- [Work task] Everything in the listing that follows should be reproduced exactly except the pictures.

-- Raw data follows --

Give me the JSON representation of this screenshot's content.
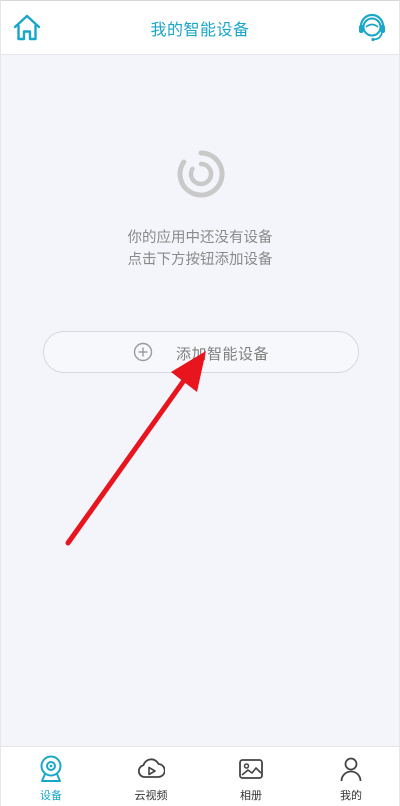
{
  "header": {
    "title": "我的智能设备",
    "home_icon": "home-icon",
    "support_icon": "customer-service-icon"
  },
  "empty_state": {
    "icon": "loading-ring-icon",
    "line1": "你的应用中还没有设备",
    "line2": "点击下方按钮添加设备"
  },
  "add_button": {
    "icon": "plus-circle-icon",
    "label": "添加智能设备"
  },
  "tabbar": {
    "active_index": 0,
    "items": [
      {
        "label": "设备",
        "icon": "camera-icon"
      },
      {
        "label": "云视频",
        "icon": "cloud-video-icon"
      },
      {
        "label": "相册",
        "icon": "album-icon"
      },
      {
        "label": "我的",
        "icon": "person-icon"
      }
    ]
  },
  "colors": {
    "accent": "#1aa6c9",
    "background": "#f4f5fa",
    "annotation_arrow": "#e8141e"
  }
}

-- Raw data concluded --

- [Result]
Give me the JSON representation of this screenshot's content.
{
  "header": {
    "title": "我的智能设备",
    "home_icon": "home-icon",
    "support_icon": "customer-service-icon"
  },
  "empty_state": {
    "icon": "loading-ring-icon",
    "line1": "你的应用中还没有设备",
    "line2": "点击下方按钮添加设备"
  },
  "add_button": {
    "icon": "plus-circle-icon",
    "label": "添加智能设备"
  },
  "tabbar": {
    "active_index": 0,
    "items": [
      {
        "label": "设备",
        "icon": "camera-icon"
      },
      {
        "label": "云视频",
        "icon": "cloud-video-icon"
      },
      {
        "label": "相册",
        "icon": "album-icon"
      },
      {
        "label": "我的",
        "icon": "person-icon"
      }
    ]
  },
  "colors": {
    "accent": "#1aa6c9",
    "background": "#f4f5fa",
    "annotation_arrow": "#e8141e"
  }
}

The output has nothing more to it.